This section is from the book "Cyclopedia Of Architecture, Carpentry, And Building", by James C. et al. Also available from Amazon: Cyclopedia Of Architecture, Carpentry And Building.

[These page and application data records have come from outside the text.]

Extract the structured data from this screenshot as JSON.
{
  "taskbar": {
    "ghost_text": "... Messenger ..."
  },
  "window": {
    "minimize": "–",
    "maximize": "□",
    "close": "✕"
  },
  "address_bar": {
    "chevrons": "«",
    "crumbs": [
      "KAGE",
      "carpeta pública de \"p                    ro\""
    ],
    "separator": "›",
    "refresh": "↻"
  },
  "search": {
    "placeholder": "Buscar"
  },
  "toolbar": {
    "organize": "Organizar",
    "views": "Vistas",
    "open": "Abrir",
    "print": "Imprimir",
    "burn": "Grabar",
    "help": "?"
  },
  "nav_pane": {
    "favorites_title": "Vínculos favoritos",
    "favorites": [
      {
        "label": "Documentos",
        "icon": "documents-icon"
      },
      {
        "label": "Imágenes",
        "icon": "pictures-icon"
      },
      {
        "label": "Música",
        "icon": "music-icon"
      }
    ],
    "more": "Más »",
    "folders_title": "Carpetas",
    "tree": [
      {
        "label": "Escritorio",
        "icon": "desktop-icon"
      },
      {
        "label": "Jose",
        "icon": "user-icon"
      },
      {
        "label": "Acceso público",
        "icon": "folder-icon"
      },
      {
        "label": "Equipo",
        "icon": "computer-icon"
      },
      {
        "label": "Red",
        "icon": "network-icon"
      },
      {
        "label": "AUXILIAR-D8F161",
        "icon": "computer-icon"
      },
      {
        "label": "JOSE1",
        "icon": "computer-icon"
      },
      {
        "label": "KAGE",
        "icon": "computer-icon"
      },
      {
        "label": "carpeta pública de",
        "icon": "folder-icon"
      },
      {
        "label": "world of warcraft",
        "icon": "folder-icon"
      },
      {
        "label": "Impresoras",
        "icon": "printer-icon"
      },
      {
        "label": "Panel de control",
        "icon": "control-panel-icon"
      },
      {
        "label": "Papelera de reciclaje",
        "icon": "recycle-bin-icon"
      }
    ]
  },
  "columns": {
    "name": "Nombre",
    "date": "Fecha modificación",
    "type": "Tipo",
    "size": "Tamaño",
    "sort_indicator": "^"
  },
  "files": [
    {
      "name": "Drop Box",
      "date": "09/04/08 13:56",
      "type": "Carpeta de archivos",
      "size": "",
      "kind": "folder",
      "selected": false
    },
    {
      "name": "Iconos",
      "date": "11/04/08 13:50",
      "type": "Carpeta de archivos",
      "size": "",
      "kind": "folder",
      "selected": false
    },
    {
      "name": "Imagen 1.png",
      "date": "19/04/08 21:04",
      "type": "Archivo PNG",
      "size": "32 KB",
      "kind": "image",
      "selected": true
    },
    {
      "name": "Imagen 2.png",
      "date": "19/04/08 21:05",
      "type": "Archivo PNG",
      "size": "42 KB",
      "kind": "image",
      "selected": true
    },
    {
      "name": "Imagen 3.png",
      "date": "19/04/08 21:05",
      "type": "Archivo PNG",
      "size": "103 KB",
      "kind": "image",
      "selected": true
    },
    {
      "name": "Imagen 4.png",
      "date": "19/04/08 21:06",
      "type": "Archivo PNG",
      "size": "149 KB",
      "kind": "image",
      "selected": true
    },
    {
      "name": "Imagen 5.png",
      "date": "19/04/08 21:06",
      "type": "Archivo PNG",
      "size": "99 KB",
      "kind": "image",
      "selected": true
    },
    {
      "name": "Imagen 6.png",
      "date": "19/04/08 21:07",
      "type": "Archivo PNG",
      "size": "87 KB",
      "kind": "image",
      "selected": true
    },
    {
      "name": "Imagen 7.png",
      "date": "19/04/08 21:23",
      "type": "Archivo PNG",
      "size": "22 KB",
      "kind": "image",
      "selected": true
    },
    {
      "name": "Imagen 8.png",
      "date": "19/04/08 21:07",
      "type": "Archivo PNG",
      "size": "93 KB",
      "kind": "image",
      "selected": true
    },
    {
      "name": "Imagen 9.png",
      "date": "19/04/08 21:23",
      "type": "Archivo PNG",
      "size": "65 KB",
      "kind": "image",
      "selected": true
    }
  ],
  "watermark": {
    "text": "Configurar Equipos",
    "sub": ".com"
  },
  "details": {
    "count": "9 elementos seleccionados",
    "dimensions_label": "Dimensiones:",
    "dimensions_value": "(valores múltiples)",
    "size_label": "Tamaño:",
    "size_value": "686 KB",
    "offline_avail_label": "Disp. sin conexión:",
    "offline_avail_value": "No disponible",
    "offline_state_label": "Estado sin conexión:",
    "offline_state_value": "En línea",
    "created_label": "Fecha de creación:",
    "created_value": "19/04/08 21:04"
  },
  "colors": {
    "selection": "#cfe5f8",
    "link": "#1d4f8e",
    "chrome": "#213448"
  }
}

Occasionally a wood-framed house is back-plastered for warmth. This process consists in nailing a strip of seven-eighths inch furring against the inside of the boarding on each side of the studs. The space between the studding is then lathed (of necessity a slow and bothersome job) and plastered one rough coat of hair mortar, which should be allowed to dry before any lathing is placed over it on the inside face of the studding. As a matter of practice, the efficiency of back plaster is much injured by the fact that the studding, in seasoning after the plaster is set, is likely to shrink away from the plaster, leaving a narrow perpendicular crack on each side of the stud, which permits of the passage of cold air.